We began the second last day of our trip with a visit to Megan's family located just outside Philadelphia. When the time came to leave for Lake Compounce the ever-helpful Hortense offered to calculate an alternative route for us avoiding toll roads, and we let her do that out of curiosity. The proposed detour added almost six hundred miles and eleven hours of driving, taking us almost to the Canadian border. As amusing as this was, we decided that it'd be altogether more efficient to stick with the Pennsylvania Turnpike. The default route eventually took us across the George Washington Bridge, and while that wasn't exactly time efficient it was certainly scenic.
16th July 2016
Hortense knew exactly how to get to Lake Compounce, but her built-in location was for the staff car park on Lake Avenue, rather than the public one which turned out to be several miles away on Enterprise Drive. There was no signage available, and after several attempts to figure things out we gave up and fell back to the old reliable of Google Maps which I'm pleased to say got us out of trouble for the second time this year. Bill and Sam were waiting for us at the entrance tunnel and both were remarkably understanding given that we were around half an hour late.
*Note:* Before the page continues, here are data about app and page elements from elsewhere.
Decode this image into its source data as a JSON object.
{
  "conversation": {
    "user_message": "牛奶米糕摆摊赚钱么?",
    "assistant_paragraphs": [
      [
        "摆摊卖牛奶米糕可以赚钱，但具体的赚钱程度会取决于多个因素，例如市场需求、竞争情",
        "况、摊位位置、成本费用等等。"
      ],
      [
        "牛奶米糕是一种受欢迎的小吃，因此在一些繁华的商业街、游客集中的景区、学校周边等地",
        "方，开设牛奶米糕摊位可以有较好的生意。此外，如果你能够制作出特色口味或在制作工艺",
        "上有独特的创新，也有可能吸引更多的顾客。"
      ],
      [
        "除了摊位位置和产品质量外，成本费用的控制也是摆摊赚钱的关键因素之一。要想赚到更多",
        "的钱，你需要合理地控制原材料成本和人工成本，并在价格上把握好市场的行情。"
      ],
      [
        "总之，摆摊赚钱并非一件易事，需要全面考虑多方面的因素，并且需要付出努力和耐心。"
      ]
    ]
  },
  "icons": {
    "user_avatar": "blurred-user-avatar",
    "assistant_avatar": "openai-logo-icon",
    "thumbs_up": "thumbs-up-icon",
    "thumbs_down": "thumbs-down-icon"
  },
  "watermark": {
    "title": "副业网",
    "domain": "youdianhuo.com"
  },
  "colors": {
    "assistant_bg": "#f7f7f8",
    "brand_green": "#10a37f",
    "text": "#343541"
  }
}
Phobia Phear Coaster (#2272) is the fifth worldwide installation of the Premier Rides Sky Rocket II, a design introduced to the world as Superman Ultimate Flight in 2012. Operations today were far from optimal, with dispatches averaging one every five minutes and a bizarre split queueing system, but in due course we found our way into row two. I've had nothing but good experiences with this ride type, and I'm glad to report that today was no different; the tracking was smooth from start to finish, and the hang time at the highest point was great. The only thing I didn't particularly like was the name, though it has to be said that I've heard far worse; who here remembers Playstation: The Ride at Blackpool Pleasure Beach?
With the new credit ticked off it was time to renew acquaintance with Boulder Dash. Megan wanted to ride in the back seat, and I decided that I'd join her despite misgivings from my experience eleven years ago. The first half of the ride was absolutely brilliant, delivering a wonderful sense of speed punctuated by excellent laterals and airtime. However, a triple-up after the turnaround had a major spine crunching moment that was on the far side of brutal, to the point that I'm surprised that it hasn't caused an injury yet. I subsequently rode a second time towards the front of the train, but as that wasn't much better I decided to find a comfortable bench to sit on while those hardier than me went back for round three. While writing this report I searched for other trip reports commenting on the triple-up, and it would appear that I'm far from the only person who thinks it unreasonably violent.
Sam and Bill were saying that Wildcat invariably has potholes somewhere, and this year was no exception. The first drop was pretty close to perfect, implying that it had been retracked recently, but the rest of the layout felt very much like driving on an Irish country road in the middle of winter, with bounciness and sideways jolting that really shouldn't have been there. The tracking wasn't dreadful by any means, especially when compared against that moment on Boulder Dash, but it was definitely in need of some TLC.
The only other ride we had time for was Ghost Hunt, which I had to skip on my last visit due to queue length. Bill told us that the hardware had been upgraded a few years earlier with a trackless vehicle system, and sure enough there was no obvious guidance rail driving the four seat cars. Part way through our ride the scoring system in our car froze, and while our guns continued to fire it was apparent that none of our shots were registering. This gave us a nice opportunity to set competition aside in favour of enjoying the colourful theming, and we made the most of the chance.